The close identity of Islam with the prophets, with the emphasis on Allah as the same God the Christians and Jews worship, with the acceptance of Jesus as a great prophet and teacher, with the tracing of their roots to Abraham-all these make a familiar setting into which Prophet Muhammad came to bring the final word, to set right with direct revelation God’s word of “the way” to the people.
This familiarity may have been part of the easy transition for some of the American-born women when Muslim beliefs were explained.
“After meeting my husband we shared our religious beliefs, which were similar. I began exploring my religious feeling after he asked me about my beliefs of Jesus being God, and he explained about prophethood and Muhammad. I agreed with these Islamic interpretations. I began studying from interest about Islam. Six months after we had married I began doing the prayers. After another six months, I participated in the fast during Ramadan. I found at this point that Islam defined my belief. I could no longer deny my belief in Islam just to prevent hurting people’s feelings.”

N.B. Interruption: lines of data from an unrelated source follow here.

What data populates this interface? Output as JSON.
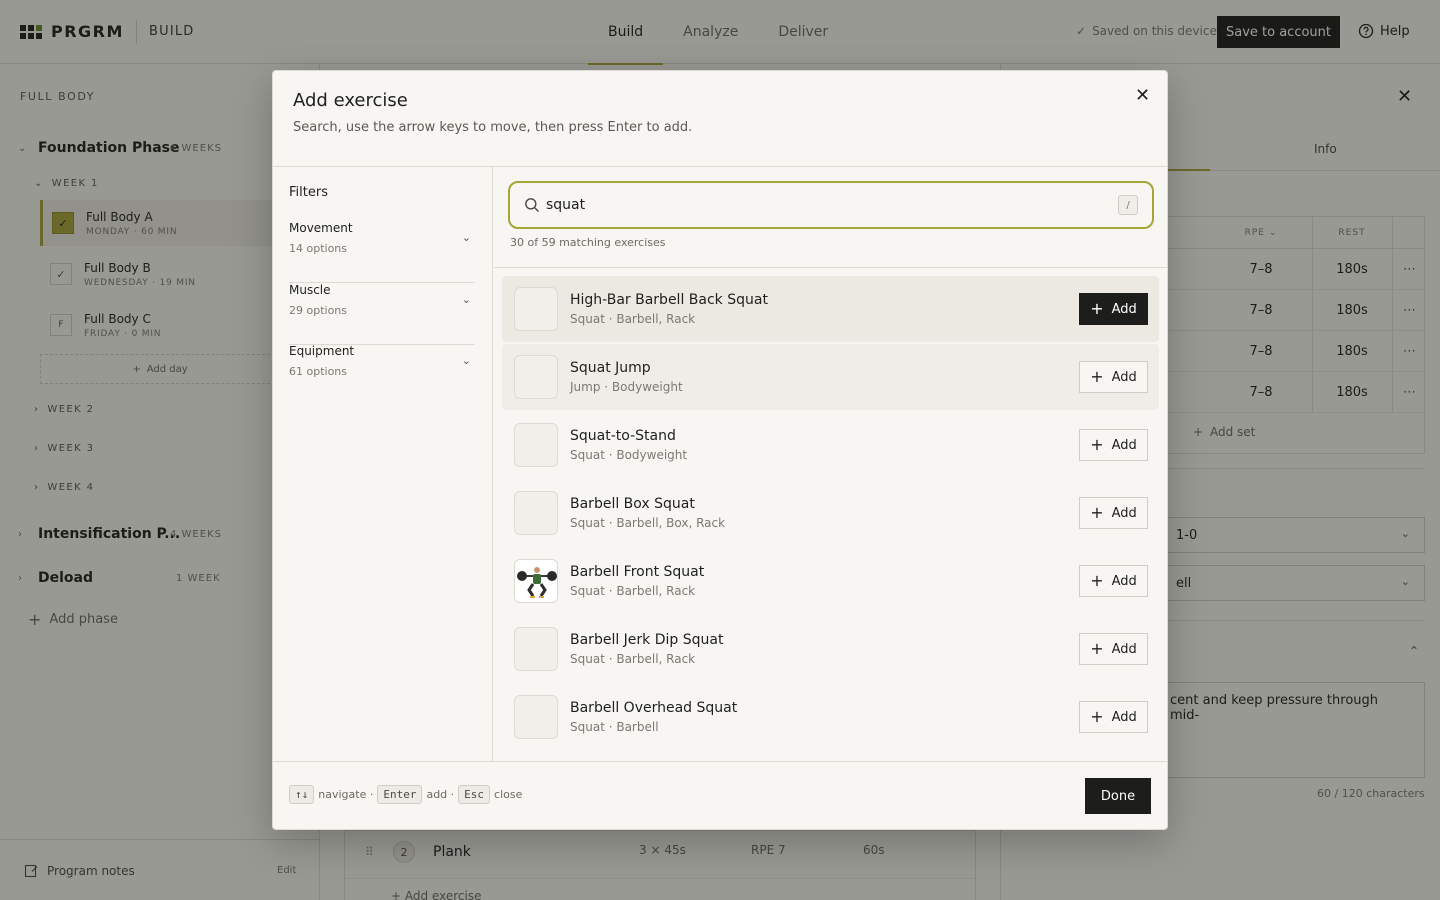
{
  "topbar": {
    "brand": "PRGRM",
    "section": "BUILD",
    "tabs": [
      {
        "label": "Build",
        "active": true
      },
      {
        "label": "Analyze",
        "active": false
      },
      {
        "label": "Deliver",
        "active": false
      }
    ],
    "saved_status": "Saved on this device",
    "save_button": "Save to account",
    "help": "Help"
  },
  "sidebar": {
    "program_title": "FULL BODY",
    "phases": [
      {
        "name": "Foundation Phase",
        "meta": "4 WEEKS",
        "expanded": true
      },
      {
        "name": "Intensification P...",
        "meta": "4 WEEKS",
        "expanded": false
      },
      {
        "name": "Deload",
        "meta": "1 WEEK",
        "expanded": false
      }
    ],
    "weeks": [
      "WEEK 1",
      "WEEK 2",
      "WEEK 3",
      "WEEK 4"
    ],
    "days": [
      {
        "name": "Full Body A",
        "meta": "MONDAY · 60 MIN",
        "check": "✓",
        "active": true
      },
      {
        "name": "Full Body B",
        "meta": "WEDNESDAY · 19 MIN",
        "check": "✓",
        "active": false
      },
      {
        "name": "Full Body C",
        "meta": "FRIDAY · 0 MIN",
        "check": "F",
        "active": false
      }
    ],
    "add_day": "Add day",
    "add_phase": "Add phase",
    "program_notes": "Program notes",
    "edit": "Edit"
  },
  "background": {
    "row": {
      "num": "2",
      "name": "Plank",
      "sets": "3 × 45s",
      "rpe": "RPE 7",
      "rest": "60s"
    },
    "add_exercise": "Add exercise"
  },
  "right_panel": {
    "tab_info": "Info",
    "columns": {
      "rpe": "RPE",
      "rest": "REST"
    },
    "sets": [
      {
        "rpe": "7–8",
        "rest": "180s"
      },
      {
        "rpe": "7–8",
        "rest": "180s"
      },
      {
        "rpe": "7–8",
        "rest": "180s"
      },
      {
        "rpe": "7–8",
        "rest": "180s"
      }
    ],
    "add_set": "Add set",
    "select_1": "1-0",
    "select_2": "ell",
    "notes_text": "cent and keep pressure through mid-",
    "char_count": "60 / 120 characters"
  },
  "modal": {
    "title": "Add exercise",
    "subtitle": "Search, use the arrow keys to move, then press Enter to add.",
    "filters_title": "Filters",
    "filters": [
      {
        "name": "Movement",
        "count": "14 options"
      },
      {
        "name": "Muscle",
        "count": "29 options"
      },
      {
        "name": "Equipment",
        "count": "61 options"
      }
    ],
    "search": {
      "value": "squat",
      "shortcut": "/"
    },
    "match_count": "30 of 59 matching exercises",
    "add_label": "Add",
    "results": [
      {
        "name": "High-Bar Barbell Back Squat",
        "tags": "Squat · Barbell, Rack",
        "highlighted": true,
        "has_image": false
      },
      {
        "name": "Squat Jump",
        "tags": "Jump · Bodyweight",
        "highlighted": false,
        "has_image": false
      },
      {
        "name": "Squat-to-Stand",
        "tags": "Squat · Bodyweight",
        "highlighted": false,
        "has_image": false
      },
      {
        "name": "Barbell Box Squat",
        "tags": "Squat · Barbell, Box, Rack",
        "highlighted": false,
        "has_image": false
      },
      {
        "name": "Barbell Front Squat",
        "tags": "Squat · Barbell, Rack",
        "highlighted": false,
        "has_image": true
      },
      {
        "name": "Barbell Jerk Dip Squat",
        "tags": "Squat · Barbell, Rack",
        "highlighted": false,
        "has_image": false
      },
      {
        "name": "Barbell Overhead Squat",
        "tags": "Squat · Barbell",
        "highlighted": false,
        "has_image": false
      }
    ],
    "footer": {
      "nav_key": "↑↓",
      "nav_label": "navigate ·",
      "enter_key": "Enter",
      "enter_label": "add ·",
      "esc_key": "Esc",
      "esc_label": "close",
      "done": "Done"
    }
  },
  "colors": {
    "accent": "#a7a43a",
    "dark": "#1d1d1b",
    "background": "#f7f6f2"
  }
}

“When I met the man who would become my husband and learned that he was Muslim, I was scared and asked all the questions that caused my fear. I also took a course in college called “Islam and Social Change” and learned even more about Islam. As I learned more and more in the course, the more questions I had and the more afraid I became. This fear, however, was different than the fear of the unknown; this fear was a fear of self discovery. I found that all along I shared ‘the beliefs taught through Islam but never had a name for it. This course, the Quran; and my husband helped me realize that for a number of years I had been living a Muslim life without knowing it.
(It wasn’t until I learned the Five Pillars of Islam that I began completely practicing as a Muslim.)
So when people ask how long I have been a Muslim I can’t tell them, but I can think that it has been eleven years. If they ask me when I converted, I can tell them in I992. As a matter of fact, my husband knew before I did that I was Muslim but let me come to that realization on my own.”
And so began the faith journey for these women that would affect those around them-the families in which they were raised, their friends, their colleagues at work or school. Most of all, it would change the direction and flow of their own lives, not just in a religious sense but in every facet of their existence.